A Waffle Iron owned by the inventor of the Belgian waffle Maurice Vermerch. It makes amazing tasting waffles, but eating them causes the consumer's skin to melt.
The artifact was part of Walter Sykes' cache of artifacts; it was collected by Claudia and Steve.
Real World Connection[edit | edit source]
In 1964, Maurice Vermersch and his wife arranged to sell waffles at the World's Fair held at Flushing Meadows, Queens, New York. He sold them at the Belgium Village there (a recreation of a medieval Belgian village) and at

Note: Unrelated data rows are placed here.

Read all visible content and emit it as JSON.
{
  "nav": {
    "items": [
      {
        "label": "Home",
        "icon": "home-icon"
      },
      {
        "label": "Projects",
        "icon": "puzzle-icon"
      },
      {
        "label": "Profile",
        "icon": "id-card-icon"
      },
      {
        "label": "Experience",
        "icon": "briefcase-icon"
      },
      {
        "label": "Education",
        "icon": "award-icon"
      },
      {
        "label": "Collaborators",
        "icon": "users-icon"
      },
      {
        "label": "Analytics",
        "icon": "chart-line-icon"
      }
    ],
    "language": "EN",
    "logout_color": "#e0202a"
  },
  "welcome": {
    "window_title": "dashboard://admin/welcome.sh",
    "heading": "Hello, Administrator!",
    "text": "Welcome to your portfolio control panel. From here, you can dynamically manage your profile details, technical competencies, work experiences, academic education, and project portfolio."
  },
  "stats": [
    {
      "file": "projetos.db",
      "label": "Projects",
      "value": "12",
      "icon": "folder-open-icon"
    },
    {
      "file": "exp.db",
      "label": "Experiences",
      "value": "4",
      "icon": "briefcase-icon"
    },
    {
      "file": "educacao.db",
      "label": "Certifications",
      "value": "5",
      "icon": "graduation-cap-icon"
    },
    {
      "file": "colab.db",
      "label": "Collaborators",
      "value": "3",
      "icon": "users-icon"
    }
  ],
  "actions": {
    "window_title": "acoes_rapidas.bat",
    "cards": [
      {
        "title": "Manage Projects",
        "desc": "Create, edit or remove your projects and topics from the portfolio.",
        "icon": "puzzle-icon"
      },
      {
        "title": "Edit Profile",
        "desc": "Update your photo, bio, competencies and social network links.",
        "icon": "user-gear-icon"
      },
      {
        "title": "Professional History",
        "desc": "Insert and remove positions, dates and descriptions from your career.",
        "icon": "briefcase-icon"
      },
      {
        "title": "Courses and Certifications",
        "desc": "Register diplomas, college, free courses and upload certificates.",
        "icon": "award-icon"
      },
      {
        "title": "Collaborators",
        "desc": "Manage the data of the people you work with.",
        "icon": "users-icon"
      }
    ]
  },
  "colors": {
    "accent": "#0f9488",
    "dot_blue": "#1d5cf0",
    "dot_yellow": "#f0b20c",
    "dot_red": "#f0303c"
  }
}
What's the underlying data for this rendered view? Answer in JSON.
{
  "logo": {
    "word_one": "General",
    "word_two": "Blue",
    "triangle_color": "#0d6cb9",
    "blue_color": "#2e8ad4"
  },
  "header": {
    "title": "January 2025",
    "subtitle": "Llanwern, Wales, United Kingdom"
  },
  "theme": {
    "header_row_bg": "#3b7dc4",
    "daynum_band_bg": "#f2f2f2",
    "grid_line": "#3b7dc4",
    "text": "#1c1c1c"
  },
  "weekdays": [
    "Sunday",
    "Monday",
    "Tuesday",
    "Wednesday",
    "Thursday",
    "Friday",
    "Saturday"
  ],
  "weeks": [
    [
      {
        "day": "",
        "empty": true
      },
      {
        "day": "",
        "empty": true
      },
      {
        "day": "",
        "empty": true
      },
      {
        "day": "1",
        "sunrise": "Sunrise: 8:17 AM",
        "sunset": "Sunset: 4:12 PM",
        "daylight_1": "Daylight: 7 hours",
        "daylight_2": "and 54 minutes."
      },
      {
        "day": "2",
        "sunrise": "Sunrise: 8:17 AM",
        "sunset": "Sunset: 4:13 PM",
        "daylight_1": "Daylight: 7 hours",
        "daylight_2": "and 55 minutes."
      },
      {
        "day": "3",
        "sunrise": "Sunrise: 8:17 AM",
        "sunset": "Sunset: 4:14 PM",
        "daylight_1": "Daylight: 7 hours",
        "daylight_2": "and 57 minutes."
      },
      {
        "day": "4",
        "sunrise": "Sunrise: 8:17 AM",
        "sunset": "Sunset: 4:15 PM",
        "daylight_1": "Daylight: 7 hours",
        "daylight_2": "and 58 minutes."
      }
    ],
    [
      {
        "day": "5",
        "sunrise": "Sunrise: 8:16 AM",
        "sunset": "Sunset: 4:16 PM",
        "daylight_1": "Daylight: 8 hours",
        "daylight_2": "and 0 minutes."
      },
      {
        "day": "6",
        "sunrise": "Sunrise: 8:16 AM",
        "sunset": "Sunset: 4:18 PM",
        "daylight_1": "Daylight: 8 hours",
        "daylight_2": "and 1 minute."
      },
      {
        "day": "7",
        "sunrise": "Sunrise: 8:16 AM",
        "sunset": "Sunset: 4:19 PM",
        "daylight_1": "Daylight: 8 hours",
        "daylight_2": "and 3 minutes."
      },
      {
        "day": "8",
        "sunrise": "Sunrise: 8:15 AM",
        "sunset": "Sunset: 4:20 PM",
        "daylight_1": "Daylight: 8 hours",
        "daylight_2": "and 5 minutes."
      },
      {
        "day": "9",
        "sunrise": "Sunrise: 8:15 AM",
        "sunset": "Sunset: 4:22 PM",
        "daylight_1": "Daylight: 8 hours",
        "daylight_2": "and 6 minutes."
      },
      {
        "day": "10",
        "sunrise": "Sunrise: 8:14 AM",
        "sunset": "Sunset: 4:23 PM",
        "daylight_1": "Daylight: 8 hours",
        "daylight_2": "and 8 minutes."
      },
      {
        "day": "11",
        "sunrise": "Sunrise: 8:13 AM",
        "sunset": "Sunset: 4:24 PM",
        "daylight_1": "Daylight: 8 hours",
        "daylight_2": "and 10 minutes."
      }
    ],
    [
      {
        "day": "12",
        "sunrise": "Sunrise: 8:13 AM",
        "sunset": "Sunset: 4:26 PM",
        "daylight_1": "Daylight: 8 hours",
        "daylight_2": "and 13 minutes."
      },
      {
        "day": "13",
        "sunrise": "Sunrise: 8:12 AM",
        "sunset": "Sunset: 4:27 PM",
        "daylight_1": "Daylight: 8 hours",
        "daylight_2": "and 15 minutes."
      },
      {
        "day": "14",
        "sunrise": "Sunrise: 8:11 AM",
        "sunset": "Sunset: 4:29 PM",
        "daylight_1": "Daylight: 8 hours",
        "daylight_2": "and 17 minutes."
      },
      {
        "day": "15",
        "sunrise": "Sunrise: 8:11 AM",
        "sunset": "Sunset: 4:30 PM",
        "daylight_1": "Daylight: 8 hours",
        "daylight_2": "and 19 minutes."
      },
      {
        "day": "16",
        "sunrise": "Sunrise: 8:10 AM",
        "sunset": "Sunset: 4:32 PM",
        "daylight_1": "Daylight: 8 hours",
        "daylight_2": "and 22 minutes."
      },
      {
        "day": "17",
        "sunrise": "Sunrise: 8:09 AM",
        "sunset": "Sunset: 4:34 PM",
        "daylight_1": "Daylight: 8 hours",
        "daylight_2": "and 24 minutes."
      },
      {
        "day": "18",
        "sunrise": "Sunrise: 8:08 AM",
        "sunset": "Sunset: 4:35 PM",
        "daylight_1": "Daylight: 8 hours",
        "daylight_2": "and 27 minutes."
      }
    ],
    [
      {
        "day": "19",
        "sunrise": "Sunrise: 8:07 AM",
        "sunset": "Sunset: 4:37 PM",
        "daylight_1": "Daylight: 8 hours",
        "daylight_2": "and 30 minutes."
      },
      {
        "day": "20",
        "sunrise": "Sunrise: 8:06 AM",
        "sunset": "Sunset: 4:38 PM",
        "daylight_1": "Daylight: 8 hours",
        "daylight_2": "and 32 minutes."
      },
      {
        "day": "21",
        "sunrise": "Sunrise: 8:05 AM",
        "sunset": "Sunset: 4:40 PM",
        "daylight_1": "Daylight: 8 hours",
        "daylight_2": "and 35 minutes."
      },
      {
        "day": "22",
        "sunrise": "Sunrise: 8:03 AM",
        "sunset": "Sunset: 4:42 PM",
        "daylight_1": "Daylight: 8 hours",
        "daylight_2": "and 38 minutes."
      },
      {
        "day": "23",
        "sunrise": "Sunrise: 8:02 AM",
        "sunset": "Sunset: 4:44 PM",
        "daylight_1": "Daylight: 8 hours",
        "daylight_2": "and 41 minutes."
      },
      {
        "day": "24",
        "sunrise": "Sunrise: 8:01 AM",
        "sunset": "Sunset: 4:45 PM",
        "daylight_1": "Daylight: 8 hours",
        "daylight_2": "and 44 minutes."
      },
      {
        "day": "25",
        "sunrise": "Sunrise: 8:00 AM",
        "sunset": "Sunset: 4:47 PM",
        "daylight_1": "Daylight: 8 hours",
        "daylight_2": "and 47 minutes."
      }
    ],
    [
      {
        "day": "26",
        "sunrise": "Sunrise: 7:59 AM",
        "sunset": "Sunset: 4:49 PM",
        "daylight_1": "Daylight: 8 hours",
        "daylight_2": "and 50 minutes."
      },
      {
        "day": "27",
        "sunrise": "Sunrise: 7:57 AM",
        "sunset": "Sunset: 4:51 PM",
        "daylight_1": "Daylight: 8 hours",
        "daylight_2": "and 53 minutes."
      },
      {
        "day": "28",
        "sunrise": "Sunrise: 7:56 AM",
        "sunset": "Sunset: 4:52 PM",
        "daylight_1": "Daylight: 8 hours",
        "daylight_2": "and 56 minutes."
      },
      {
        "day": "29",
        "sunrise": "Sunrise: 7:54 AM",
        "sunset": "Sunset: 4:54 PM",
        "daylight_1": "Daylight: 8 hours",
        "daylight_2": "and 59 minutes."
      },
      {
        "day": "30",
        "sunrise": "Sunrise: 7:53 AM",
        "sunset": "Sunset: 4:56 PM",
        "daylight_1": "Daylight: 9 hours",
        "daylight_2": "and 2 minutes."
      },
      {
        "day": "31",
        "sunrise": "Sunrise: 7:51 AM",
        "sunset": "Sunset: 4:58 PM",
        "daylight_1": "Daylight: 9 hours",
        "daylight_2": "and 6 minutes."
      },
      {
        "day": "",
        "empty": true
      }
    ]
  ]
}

several places throughout the fair grounds. His technique was to use yeast as the leavener, and grease the waffle irons with lard. He served them with strawberries and whipped cream, and sold them for a dollar. He started off by calling them "Brussels Waffles." Realizing that most Americans didn't know where Brussels was, within a few days of selling them, he decided to call them "Bel-Gem" waffles, in a take on "Belgian Waffles". Someone also claimed Maurice Vermersch was running a Belgian waffle stand at the 1996 New York State fair. Today we recognize Vermersch as the inventor of the Belgian Waffle.